Collection entries:
---

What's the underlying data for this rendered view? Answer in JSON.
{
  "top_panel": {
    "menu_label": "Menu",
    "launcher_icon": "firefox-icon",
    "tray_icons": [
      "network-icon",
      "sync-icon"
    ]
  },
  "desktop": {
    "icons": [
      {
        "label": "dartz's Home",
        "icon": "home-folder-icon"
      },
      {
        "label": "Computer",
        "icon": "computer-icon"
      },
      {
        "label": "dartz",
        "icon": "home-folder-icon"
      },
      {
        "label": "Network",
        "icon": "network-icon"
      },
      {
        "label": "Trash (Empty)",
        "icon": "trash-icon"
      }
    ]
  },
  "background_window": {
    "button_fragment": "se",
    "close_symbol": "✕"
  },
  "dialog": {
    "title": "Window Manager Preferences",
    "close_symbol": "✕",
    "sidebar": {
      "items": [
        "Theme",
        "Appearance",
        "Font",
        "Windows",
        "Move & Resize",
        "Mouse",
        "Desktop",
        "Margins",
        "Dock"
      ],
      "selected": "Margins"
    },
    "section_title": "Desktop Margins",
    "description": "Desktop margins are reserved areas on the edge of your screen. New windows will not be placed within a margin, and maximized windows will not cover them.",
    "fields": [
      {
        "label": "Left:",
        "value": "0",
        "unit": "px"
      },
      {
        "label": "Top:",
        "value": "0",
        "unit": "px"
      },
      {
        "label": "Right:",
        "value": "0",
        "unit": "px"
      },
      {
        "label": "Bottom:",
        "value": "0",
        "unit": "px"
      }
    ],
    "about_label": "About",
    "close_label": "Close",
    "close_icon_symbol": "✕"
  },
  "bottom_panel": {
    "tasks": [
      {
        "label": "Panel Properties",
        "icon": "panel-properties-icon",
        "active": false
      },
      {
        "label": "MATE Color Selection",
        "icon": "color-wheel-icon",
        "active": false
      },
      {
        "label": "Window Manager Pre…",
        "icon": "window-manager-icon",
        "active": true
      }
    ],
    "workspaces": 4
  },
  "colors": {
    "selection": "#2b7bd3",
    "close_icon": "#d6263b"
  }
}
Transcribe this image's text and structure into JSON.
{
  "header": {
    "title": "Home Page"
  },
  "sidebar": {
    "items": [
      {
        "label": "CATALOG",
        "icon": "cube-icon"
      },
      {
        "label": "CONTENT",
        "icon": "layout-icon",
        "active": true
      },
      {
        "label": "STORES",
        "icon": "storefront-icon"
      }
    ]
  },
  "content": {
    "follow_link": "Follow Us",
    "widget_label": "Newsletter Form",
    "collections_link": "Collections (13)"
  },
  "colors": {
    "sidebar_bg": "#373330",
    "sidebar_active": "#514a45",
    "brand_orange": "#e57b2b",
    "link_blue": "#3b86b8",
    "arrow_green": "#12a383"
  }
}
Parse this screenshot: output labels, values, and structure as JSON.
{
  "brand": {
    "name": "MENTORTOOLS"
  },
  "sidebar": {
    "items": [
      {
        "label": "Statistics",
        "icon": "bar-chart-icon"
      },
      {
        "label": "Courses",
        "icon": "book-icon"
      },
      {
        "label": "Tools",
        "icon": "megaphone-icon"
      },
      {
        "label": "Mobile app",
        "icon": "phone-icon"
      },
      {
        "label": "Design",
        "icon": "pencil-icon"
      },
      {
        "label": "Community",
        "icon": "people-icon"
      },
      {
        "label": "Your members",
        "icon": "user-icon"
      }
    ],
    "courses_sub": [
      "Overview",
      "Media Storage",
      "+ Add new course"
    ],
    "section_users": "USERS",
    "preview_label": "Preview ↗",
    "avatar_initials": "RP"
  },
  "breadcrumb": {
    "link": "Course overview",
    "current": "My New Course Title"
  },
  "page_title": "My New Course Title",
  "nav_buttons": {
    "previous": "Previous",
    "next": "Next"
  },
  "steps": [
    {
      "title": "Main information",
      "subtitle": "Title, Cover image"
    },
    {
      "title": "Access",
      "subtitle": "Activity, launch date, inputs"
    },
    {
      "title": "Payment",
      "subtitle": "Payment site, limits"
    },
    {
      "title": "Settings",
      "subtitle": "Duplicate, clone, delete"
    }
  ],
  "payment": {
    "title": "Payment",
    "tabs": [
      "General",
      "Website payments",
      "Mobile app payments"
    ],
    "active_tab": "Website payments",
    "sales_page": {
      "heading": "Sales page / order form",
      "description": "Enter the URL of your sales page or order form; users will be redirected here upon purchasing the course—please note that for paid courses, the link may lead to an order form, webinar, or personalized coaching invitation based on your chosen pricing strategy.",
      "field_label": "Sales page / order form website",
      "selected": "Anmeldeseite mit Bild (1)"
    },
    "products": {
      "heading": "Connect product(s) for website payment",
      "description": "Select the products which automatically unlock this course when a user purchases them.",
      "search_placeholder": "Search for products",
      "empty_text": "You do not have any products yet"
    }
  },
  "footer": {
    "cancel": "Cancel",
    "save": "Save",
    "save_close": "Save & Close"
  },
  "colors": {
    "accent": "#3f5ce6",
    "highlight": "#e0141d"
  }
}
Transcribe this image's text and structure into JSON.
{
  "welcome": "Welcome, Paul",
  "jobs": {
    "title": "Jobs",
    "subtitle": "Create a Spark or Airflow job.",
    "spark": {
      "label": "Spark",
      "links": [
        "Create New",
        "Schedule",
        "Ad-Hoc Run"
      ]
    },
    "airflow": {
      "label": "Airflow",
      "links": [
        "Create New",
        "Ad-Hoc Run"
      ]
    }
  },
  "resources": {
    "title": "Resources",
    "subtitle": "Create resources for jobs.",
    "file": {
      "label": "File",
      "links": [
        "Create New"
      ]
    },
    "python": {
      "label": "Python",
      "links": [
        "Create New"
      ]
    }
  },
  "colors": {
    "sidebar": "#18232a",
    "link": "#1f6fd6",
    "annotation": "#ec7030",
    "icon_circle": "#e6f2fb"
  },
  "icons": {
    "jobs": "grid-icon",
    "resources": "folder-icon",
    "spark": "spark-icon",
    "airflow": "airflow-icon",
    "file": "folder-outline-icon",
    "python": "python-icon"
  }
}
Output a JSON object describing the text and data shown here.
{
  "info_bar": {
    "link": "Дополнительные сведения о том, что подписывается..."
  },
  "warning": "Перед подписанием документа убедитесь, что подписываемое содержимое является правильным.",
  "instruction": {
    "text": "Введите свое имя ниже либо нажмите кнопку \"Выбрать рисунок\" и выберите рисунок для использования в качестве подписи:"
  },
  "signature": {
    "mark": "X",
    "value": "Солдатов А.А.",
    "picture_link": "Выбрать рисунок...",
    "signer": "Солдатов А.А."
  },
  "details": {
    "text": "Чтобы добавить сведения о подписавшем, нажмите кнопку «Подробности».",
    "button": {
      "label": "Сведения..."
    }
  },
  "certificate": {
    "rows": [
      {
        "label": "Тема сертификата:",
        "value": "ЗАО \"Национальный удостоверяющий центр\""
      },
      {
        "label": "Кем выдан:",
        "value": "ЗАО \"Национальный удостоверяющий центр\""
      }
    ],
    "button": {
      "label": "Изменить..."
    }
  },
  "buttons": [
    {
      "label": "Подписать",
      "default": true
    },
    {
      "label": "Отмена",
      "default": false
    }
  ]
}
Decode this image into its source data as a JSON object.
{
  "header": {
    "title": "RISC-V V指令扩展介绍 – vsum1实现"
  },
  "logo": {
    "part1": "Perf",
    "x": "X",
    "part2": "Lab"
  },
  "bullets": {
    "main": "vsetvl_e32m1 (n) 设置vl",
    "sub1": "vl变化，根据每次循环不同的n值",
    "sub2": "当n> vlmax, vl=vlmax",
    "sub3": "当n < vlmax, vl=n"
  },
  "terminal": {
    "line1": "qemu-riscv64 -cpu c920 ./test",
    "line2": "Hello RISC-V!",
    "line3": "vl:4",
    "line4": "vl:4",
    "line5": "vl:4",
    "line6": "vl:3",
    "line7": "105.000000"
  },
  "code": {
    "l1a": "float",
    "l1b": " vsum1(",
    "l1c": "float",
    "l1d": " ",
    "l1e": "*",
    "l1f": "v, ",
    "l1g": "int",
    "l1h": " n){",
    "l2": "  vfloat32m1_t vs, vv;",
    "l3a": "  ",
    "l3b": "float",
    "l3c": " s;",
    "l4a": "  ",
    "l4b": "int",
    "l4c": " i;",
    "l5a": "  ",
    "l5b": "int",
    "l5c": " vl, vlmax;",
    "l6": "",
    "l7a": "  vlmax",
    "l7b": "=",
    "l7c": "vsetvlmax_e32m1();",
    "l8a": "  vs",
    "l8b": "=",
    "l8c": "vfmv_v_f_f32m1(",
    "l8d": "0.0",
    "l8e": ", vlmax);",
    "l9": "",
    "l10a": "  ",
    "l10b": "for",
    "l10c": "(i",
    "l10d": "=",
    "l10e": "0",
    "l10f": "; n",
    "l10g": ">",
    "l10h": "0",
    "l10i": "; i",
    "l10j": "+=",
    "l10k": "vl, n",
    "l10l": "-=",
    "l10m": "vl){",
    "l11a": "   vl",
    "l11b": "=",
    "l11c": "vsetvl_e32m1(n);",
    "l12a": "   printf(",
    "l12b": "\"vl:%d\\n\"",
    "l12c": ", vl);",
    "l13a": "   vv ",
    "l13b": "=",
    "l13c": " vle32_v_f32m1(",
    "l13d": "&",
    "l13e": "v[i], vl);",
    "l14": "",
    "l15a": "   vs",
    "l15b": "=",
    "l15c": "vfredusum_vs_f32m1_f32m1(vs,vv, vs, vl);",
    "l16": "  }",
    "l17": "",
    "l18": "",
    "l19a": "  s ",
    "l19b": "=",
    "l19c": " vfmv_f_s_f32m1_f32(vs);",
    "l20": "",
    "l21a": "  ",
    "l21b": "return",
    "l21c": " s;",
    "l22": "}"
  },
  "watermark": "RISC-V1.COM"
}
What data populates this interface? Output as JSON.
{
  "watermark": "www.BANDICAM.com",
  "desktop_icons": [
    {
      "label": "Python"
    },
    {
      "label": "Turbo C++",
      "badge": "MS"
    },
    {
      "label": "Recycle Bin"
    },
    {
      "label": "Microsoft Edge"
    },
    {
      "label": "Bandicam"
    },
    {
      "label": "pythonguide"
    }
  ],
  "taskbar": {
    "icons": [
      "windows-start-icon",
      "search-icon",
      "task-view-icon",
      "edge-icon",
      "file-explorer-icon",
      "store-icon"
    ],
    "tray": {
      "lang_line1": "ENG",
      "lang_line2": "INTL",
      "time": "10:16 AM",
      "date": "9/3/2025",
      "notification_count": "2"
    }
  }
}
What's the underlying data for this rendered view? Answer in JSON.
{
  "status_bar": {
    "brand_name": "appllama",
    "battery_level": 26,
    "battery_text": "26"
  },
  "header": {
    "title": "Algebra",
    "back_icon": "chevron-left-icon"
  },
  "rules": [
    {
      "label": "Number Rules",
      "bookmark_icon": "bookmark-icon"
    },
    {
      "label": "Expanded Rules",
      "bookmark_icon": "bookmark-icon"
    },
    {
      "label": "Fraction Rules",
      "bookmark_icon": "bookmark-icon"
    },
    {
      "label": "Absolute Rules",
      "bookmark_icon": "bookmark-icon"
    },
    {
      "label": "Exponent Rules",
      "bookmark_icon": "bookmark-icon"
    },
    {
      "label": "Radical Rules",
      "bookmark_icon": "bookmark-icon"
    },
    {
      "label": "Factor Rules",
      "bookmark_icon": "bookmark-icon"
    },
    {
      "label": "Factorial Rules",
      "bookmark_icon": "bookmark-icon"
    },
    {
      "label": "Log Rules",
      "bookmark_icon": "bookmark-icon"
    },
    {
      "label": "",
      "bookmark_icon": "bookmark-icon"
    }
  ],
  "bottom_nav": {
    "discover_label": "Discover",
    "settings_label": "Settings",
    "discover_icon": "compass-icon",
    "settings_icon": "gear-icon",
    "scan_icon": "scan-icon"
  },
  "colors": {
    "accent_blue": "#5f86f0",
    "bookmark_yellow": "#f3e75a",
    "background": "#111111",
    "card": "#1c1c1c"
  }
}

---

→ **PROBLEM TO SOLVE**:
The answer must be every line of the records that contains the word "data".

→ **TASK RESULT**:
What's the underlying data for this rendered view? Answer in JSON.
Output a JSON object describing the text and data shown here.
Decode this image into its source data as a JSON object.
What data populates this interface? Output as JSON.
What's the underlying data for this rendered view? Answer in JSON.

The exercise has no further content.